━━━━━ RAW DATA ━━━━━
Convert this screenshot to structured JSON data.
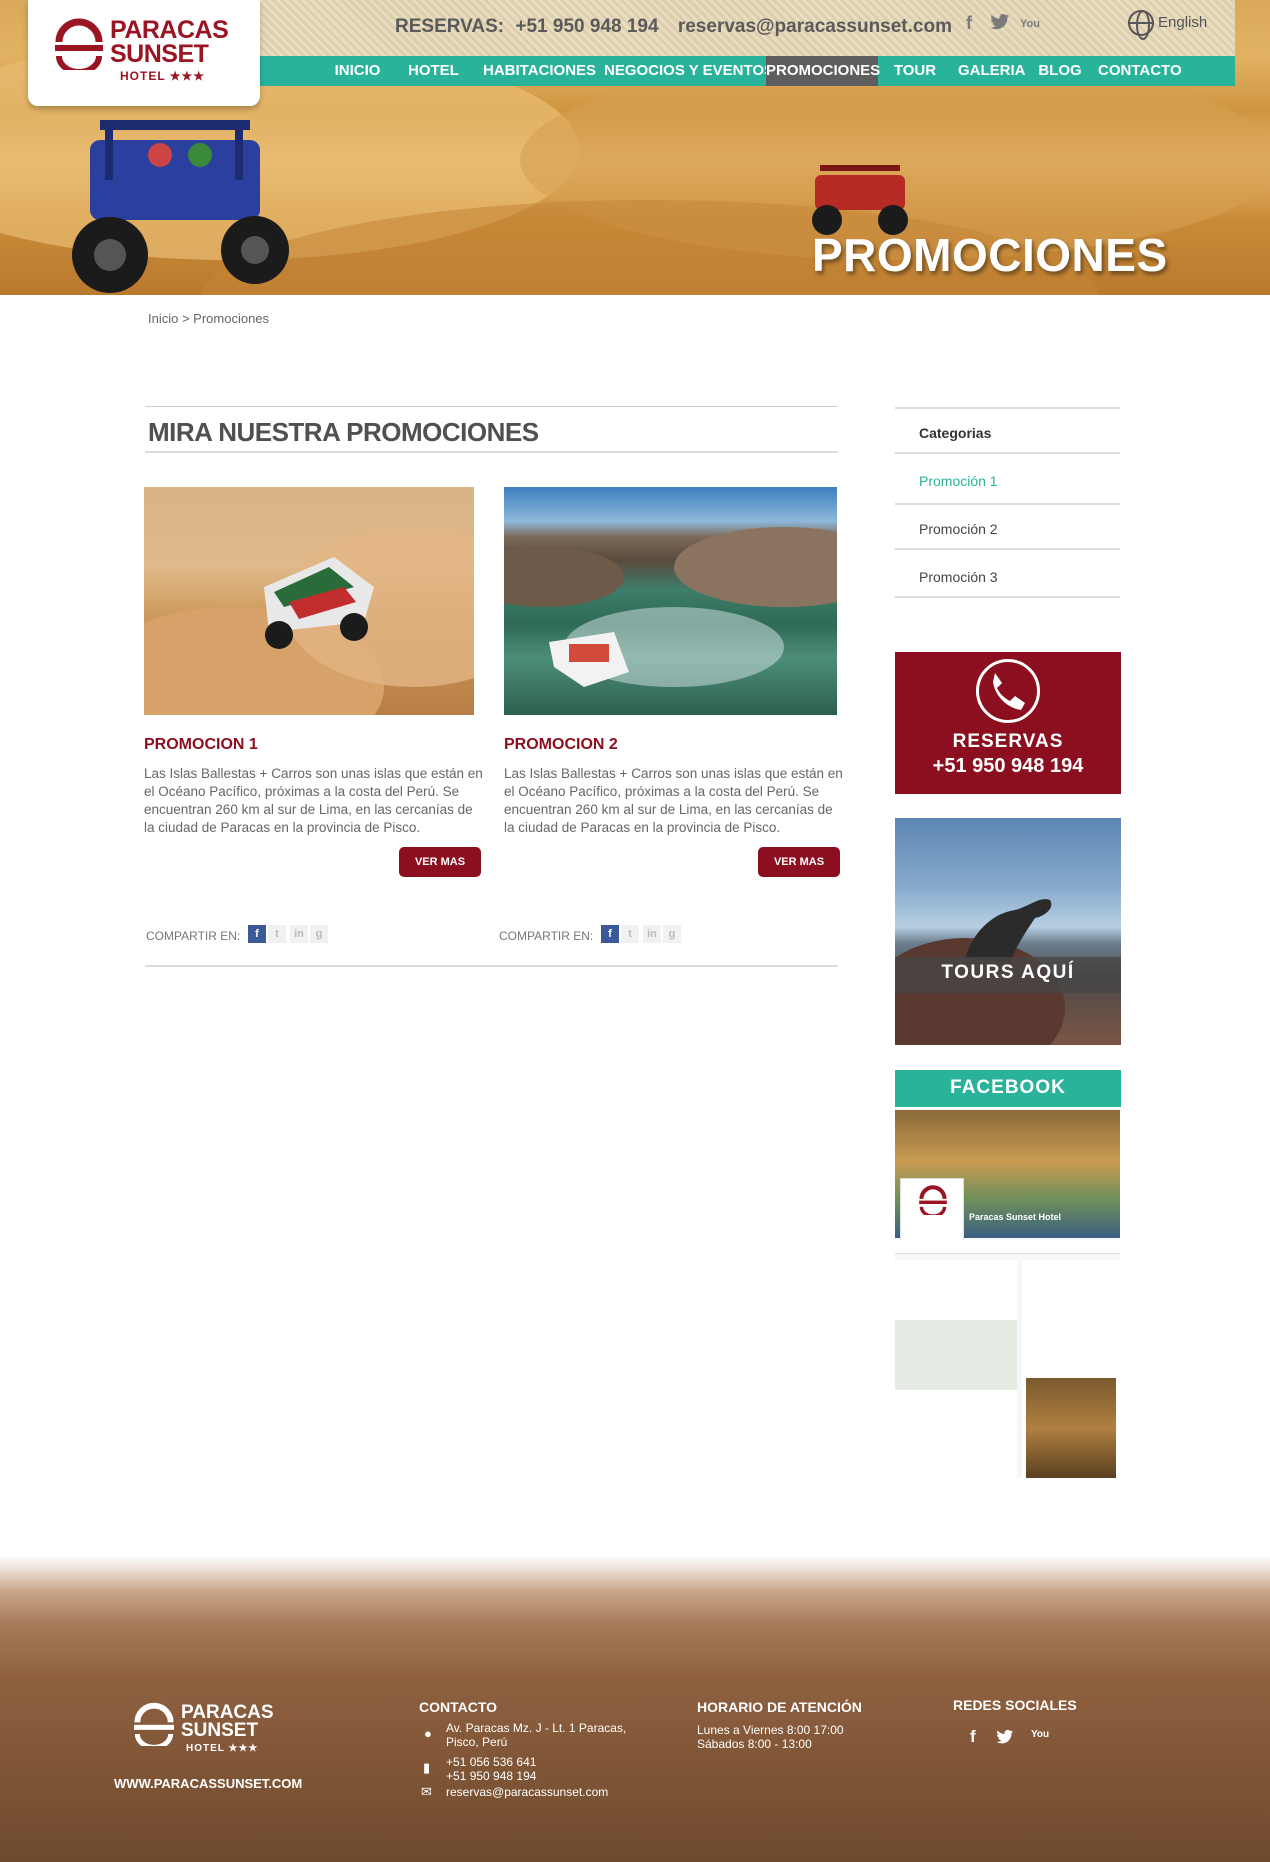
{
  "header": {
    "brand_line1": "PARACAS",
    "brand_line2": "SUNSET",
    "brand_line3": "HOTEL ★★★",
    "reservas_label": "RESERVAS:",
    "reservas_phone": "+51 950 948 194",
    "reservas_email": "reservas@paracassunset.com",
    "social_icons": [
      "facebook-icon",
      "twitter-icon",
      "youtube-icon"
    ],
    "language": "English"
  },
  "nav": {
    "items": [
      {
        "label": "INICIO"
      },
      {
        "label": "HOTEL"
      },
      {
        "label": "HABITACIONES"
      },
      {
        "label": "NEGOCIOS Y EVENTOS"
      },
      {
        "label": "PROMOCIONES"
      },
      {
        "label": "TOUR"
      },
      {
        "label": "GALERIA"
      },
      {
        "label": "BLOG"
      },
      {
        "label": "CONTACTO"
      }
    ],
    "active": "PROMOCIONES"
  },
  "hero": {
    "title": "PROMOCIONES"
  },
  "breadcrumb": "Inicio > Promociones",
  "main": {
    "title": "MIRA NUESTRA PROMOCIONES",
    "promos": [
      {
        "title": "PROMOCION 1",
        "text": "Las Islas Ballestas + Carros son unas islas que están en el Océano Pacífico, próximas a la costa del Perú. Se encuentran 260 km al sur de Lima, en las cercanías de la ciudad de Paracas en la provincia de Pisco.",
        "button": "VER MAS",
        "share_label": "COMPARTIR EN:"
      },
      {
        "title": "PROMOCION 2",
        "text": "Las Islas Ballestas + Carros son unas islas que están en el Océano Pacífico, próximas a la costa del Perú. Se encuentran 260 km al sur de Lima, en las cercanías de la ciudad de Paracas en la provincia de Pisco.",
        "button": "VER MAS",
        "share_label": "COMPARTIR EN:"
      }
    ]
  },
  "sidebar": {
    "categories_title": "Categorias",
    "categories": [
      {
        "label": "Promoción 1",
        "active": true
      },
      {
        "label": "Promoción 2",
        "active": false
      },
      {
        "label": "Promoción 3",
        "active": false
      }
    ],
    "reservas_title": "RESERVAS",
    "reservas_phone": "+51 950 948 194",
    "tours_label": "TOURS AQUÍ",
    "facebook_title": "FACEBOOK",
    "facebook_page_name": "Paracas Sunset Hotel"
  },
  "footer": {
    "url": "WWW.PARACASSUNSET.COM",
    "contacto_title": "CONTACTO",
    "address_line1": "Av. Paracas Mz. J - Lt. 1 Paracas,",
    "address_line2": "Pisco, Perú",
    "phone1": "+51 056 536 641",
    "phone2": "+51 950 948 194",
    "email": "reservas@paracassunset.com",
    "horario_title": "HORARIO DE ATENCIÓN",
    "horario_line1": "Lunes a Viernes 8:00 17:00",
    "horario_line2": "Sábados 8:00 - 13:00",
    "redes_title": "REDES SOCIALES"
  },
  "colors": {
    "brand_red": "#8b0f1f",
    "teal": "#2ab39b",
    "nav_active": "#5e5e5e"
  }
}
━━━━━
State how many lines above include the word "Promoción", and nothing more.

3